  8. Su LL, Kamel H, Custer B, et al. Bacterial detection in apheresis platelets: blood system experience with a two-bottle and one-bottle culture system. Transfusion. 2008;48(9):1842-1852.
  9. Rieder R, Zhao Z, Nittayajarn B, Zavizon B. Direct detection of the bacterial stress response in intact samples of platelets by differential impedance. Transfusion. 2011; 51(5);1037-1046.

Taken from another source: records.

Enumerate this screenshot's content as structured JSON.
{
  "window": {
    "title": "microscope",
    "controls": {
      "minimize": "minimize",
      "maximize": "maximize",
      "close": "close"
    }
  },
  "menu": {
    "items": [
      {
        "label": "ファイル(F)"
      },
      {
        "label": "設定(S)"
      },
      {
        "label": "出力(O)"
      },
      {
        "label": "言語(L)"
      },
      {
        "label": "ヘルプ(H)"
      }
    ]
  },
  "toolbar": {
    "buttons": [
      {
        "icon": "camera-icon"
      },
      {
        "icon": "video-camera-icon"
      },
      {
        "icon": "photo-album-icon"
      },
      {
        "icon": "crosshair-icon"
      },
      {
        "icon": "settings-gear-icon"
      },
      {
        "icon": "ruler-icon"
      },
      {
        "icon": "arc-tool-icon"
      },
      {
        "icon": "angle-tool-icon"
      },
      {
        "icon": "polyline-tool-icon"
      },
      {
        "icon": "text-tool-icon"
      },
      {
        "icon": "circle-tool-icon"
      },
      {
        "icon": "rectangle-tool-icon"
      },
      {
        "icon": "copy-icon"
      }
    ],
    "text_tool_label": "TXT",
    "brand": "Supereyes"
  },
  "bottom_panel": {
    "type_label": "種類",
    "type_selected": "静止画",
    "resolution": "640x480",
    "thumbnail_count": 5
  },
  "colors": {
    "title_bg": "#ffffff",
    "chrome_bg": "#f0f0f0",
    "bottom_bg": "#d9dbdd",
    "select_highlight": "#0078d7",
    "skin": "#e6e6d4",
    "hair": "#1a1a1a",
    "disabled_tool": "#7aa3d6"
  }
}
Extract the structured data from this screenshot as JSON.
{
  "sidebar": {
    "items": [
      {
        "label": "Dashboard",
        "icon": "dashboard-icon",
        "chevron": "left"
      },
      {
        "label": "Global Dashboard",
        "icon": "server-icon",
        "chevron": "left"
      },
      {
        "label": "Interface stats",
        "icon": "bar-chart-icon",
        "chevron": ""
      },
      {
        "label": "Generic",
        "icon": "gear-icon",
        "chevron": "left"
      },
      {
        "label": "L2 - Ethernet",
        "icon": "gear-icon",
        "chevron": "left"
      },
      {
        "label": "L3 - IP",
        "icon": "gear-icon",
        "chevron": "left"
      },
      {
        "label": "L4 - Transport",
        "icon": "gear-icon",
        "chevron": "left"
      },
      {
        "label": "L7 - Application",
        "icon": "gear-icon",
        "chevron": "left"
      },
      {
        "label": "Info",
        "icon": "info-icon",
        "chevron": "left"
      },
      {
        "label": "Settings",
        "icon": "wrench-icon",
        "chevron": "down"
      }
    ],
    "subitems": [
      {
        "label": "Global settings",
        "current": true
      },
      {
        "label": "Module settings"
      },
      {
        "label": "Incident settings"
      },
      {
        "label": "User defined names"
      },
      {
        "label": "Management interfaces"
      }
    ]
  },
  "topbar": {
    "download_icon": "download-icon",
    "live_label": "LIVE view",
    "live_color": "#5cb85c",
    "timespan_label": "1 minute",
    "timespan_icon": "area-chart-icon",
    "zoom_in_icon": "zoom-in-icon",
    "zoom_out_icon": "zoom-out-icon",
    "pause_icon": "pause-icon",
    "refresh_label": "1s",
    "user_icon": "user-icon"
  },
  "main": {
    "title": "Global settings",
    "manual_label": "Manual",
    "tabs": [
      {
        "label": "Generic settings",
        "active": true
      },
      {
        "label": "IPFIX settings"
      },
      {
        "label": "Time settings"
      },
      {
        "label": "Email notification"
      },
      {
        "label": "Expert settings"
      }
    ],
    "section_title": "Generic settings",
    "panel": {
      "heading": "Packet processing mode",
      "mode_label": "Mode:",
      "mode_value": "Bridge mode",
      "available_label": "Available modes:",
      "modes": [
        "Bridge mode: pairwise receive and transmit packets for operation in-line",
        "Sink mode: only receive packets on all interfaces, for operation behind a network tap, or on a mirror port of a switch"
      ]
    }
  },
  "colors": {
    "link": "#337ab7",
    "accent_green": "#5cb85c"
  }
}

  10. Jacobs MR, Smith D, Heaton WAH, Zantak NC, Good CE. PGD Study Group. Detection of bacterial contamination in prestorage culture negative apheresis platelets on day of issue with the Pan Genera Detection test. Transfusion. 2012;51(12):2573-2582.